- Timing. Try to schedule your workouts before meal time in a way that once you are done you can immediately eat your lunch, breakfast, or dinner, which will easily prevent you from consuming any extra calories.
- Stick to only eating wholefoods after a workout. They are full of fiber which helps keep you fuller for longer. You should also try to eat some lean protein after a workout as the macronutrient too helps keep you full.
- Drink water. If you cannot get to a meal immediately after your session, try filling up on water instead of sugar filled energy drinks, soda, or sports drinks. Not only is water calorie free, but it also works as an appetite suppressant which will hold you over for some time until you can get to a nutritious meal.
How To Stop Overeating?
If you would like to put an end to this overeating cycle, here are some thing you can do to put an end to this:
- Never skip meals. Set a timer/reminder that will remind you to eat.
- Practice portion control. Some tips on how to control portions include using small plates, eating slowly, using your hands to estimate your portion sizes, eating more vegetables, etc.
- Practice mindful eating.
- Always drink water – throughout the day and before meals.
The Bottom Line
The answer to ‘why do I overeat’ has many answers but at the end of the day, unless it is a diagnosed eating disorder, you have the power to put an end to excessive food consumption. Chances are if you do simple things like taking note of your portions, stop skipping meals or highly restricting your food intake, or even timing your workouts with meal times, you will eventually stop eating in the excess.
If you want to do even more for your body, why don’t you supplement a healthy diet with some exercise?
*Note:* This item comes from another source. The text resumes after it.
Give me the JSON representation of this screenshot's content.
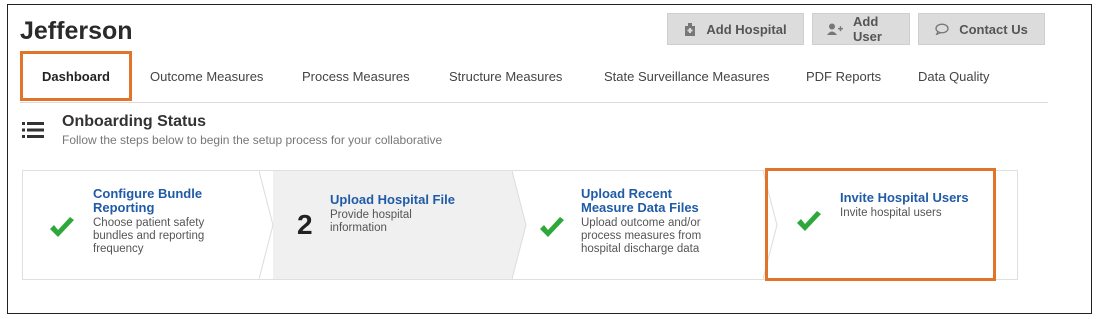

Check out this 20-min Full Body Workout at Home.
This article is intended for general informational purposes only and does not address individual circumstances. It is not a substitute for professional advice or help and should not be relied on to make decisions of any kind. A licensed physician should be consulted for diagnosis and treatment of any medical conditions. Any action you take upon the information presented in this article is strictly at your own risk and responsibility!
- Binge eating disorder and night eating syndrome: a comparative study of disordered eating (2005, pubmed.ncbi.nlm.nih.gov)
- “Eating addiction”, rather than “food addiction”, better captures addictive-like eating behavior (2014, sciencedirect.com)
- Eaten up by boredom: consuming food to escape awareness of the bored self (2015, ncbi.nlm.nih.gov)
- Late-night overeating is associated with smaller breakfast, breakfast skipping, and obesity in children: The Healthy Growth Study (2017, pubmed.ncbi.nlm.nih.gov)
- New in the DSM-5: Binge Eating Disorder (2013, nationaleatingdisorders.org)
- Optimal management of night eating syndrome: challenges and solutions (2015, pubmed.ncbi.nlm.nih.gov)
- Sympathetic nervous activity during exercise (1983, pubmed.ncbi.nlm.nih.gov)